‘Even as a proud Brazilian, I’m a daughter of a Palestinian refugee’ – Middle East Monitor
Whenever Land Day is mentioned in Brazil, it is synonymous with one person: the Chairman of Santa Catarina Committee for Solidarity with the Palestinian People, Khader Othman. The 84-year-old Palestinian refugee was born in Beit Ur Al-Tahta, Palestine, in 1939 and then expelled from his home and forced to seek refuge in Brazil after the 1967 War. A month after his death, the Palestinian community in Brazil still feels the void he left behind.
But his support for Palestine hasn’t come to an end, his daughter Shahla has vowed to continue his work. Born in Brazil, Shahla has visited Palestine many times and believes that the struggle for the Palestinian people belongs to all Palestinians no matter where they are.
“My father was a great symbol of the Palestinian cause and left us a great legacy. One of the great ones is gone but left many teachings. We are going to give continuity to his legacy, fighting – with all our strength – for the construction of a free Palestine,” Shahla tells MEMO.
It is a great honour to be able to speak on behalf of such a just and noble cause. They want to destroy our past and destroy our future. We will not allow it.
This year, Shahla and her colleagues and friends held various events in a number of Brazilian cities to keep the Palestinian issue alive and raise awareness in the wider community. Representatives of political parties and supporters of the Palestinian cause joined in to commemorate Land Day. For Othman’s family, Land Day presents an opportunity not only to mark a past event, but also to think about the future and more ways to resist Israel’s occupation, colonisation and theft of land.
“30 March was a special day for my father, it was important for him to commemorate Land Day. He always tried to organise events, lectures, interviews on all special dates for Palestinians. This year, we with the Committee of Solidarity with the Palestinian People will continue his mission.”
Florianopolis City, where Shahla and her family live, has a relatively small Palestinian community but they work to inform the locals about Palestine and the continuous suffering of its people. Shahla hopes to be the voice of Palestinians there. “I want to be the daughter who will give visibility to the Palestinian story, history, people and their cause. I’m not a daughter of a Palestinian refugee, but I am the one who represents resistance, struggle, courage and fight.”
Contrary to the beliefs of Israel’s first Prime Minister, David Ben Gurion, that “the old will die and the young will forget”, Shahla believes that “the old will die, but the young won’t forget and they will be stronger and will continue the struggle.”

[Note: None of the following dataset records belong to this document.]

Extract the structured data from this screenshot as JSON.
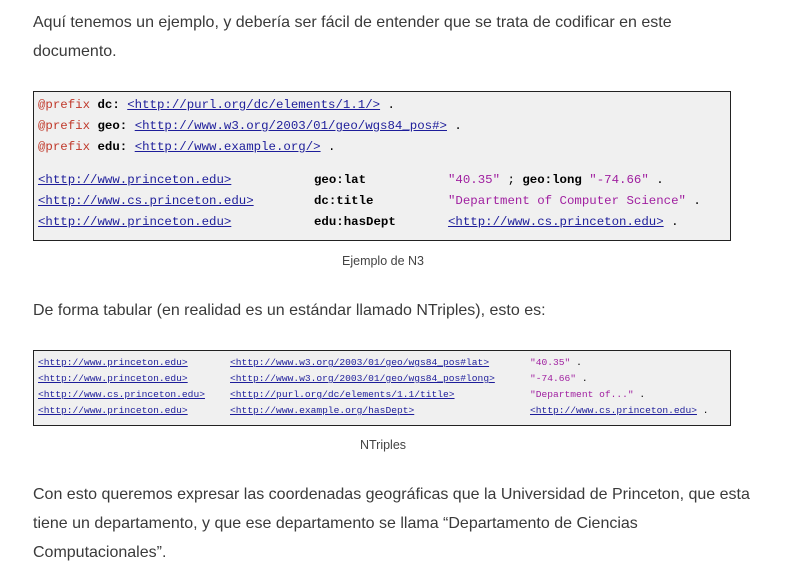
{
  "paragraphs": {
    "intro": "Aquí tenemos un ejemplo, y debería ser fácil de entender que se trata de codificar en este documento.",
    "tabular": "De forma tabular (en realidad es un estándar llamado NTriples), esto es:",
    "conclusion": "Con esto queremos expresar las coordenadas geográficas que la Universidad de Princeton, que esta tiene un departamento, y que ese departamento se llama “Departamento de Ciencias Computacionales”."
  },
  "n3_block": {
    "caption": "Ejemplo de N3",
    "prefixes": [
      {
        "keyword": "@prefix",
        "name": "dc:",
        "uri": "<http://purl.org/dc/elements/1.1/>",
        "end": " ."
      },
      {
        "keyword": "@prefix",
        "name": "geo:",
        "uri": "<http://www.w3.org/2003/01/geo/wgs84_pos#>",
        "end": " ."
      },
      {
        "keyword": "@prefix",
        "name": "edu:",
        "uri": "<http://www.example.org/>",
        "end": " ."
      }
    ],
    "triples": [
      {
        "subject": "<http://www.princeton.edu>",
        "predicate": "geo:lat",
        "object": "\"40.35\"",
        "extra_sep": " ; ",
        "extra_pred": "geo:long",
        "extra_obj": " \"-74.66\"",
        "end": " ."
      },
      {
        "subject": "<http://www.cs.princeton.edu>",
        "predicate": "dc:title",
        "object": "\"Department of Computer Science\"",
        "extra_sep": "",
        "extra_pred": "",
        "extra_obj": "",
        "end": " ."
      },
      {
        "subject": "<http://www.princeton.edu>",
        "predicate": "edu:hasDept",
        "object_uri": "<http://www.cs.princeton.edu>",
        "end": " ."
      }
    ]
  },
  "ntriples_block": {
    "caption": "NTriples",
    "rows": [
      {
        "subject": "<http://www.princeton.edu>",
        "predicate": "<http://www.w3.org/2003/01/geo/wgs84_pos#lat>",
        "object": "\"40.35\"",
        "end": " ."
      },
      {
        "subject": "<http://www.princeton.edu>",
        "predicate": "<http://www.w3.org/2003/01/geo/wgs84_pos#long>",
        "object": "\"-74.66\"",
        "end": " ."
      },
      {
        "subject": "<http://www.cs.princeton.edu>",
        "predicate": "<http://purl.org/dc/elements/1.1/title>",
        "object": "\"Department of...\"",
        "end": " ."
      },
      {
        "subject": "<http://www.princeton.edu>",
        "predicate": "<http://www.example.org/hasDept>",
        "object_uri": "<http://www.cs.princeton.edu>",
        "end": " ."
      }
    ]
  },
  "colors": {
    "keyword": "#c0392b",
    "uri": "#1d1d9a",
    "string": "#a020a0",
    "code_background": "#f0f0f0"
  }
}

“Even as a proud Brazilian where I was born and I lived throughout my childhood,” insisted Shahla, “I will always defend Palestine, not only because I am of Palestinian descent, but also because we should shine a light on our Palestinian community and our presence here.”
“The love of my father´s homeland stuck in my heart like a glue that will never come off. My father has never disconnected from his homeland and he worked a lot to keep the thread to his land.”
It was only in 1997 that Othman was able to visit his homeland. He then began to visit every year, meet people, talk and help each other and he built a technical school in Palestine and named it after his father, Mahmoud Ahmad Othman. “As we always had a strong connection with the family in Brazil as we founded the Catarinense Committee for Solidarity with the Palestinian People in 2010, we built a technical school in Palestine and named it after my grandfather, Mahmoud Ahmad Othman,” Shahla explains.
With a hope of freedom, a daughter of a Palestinian refugee builds mutual bridges between Brazilians and Palestinians to keep her late father’s memory alive and help achieve his goal. “This is the moment and this is what we are going to fight for. We will continue denouncing the reality’s of the Palestinian people and exposing the crimes of the Israeli occupation to the Brazilian people,” Shahla concludes.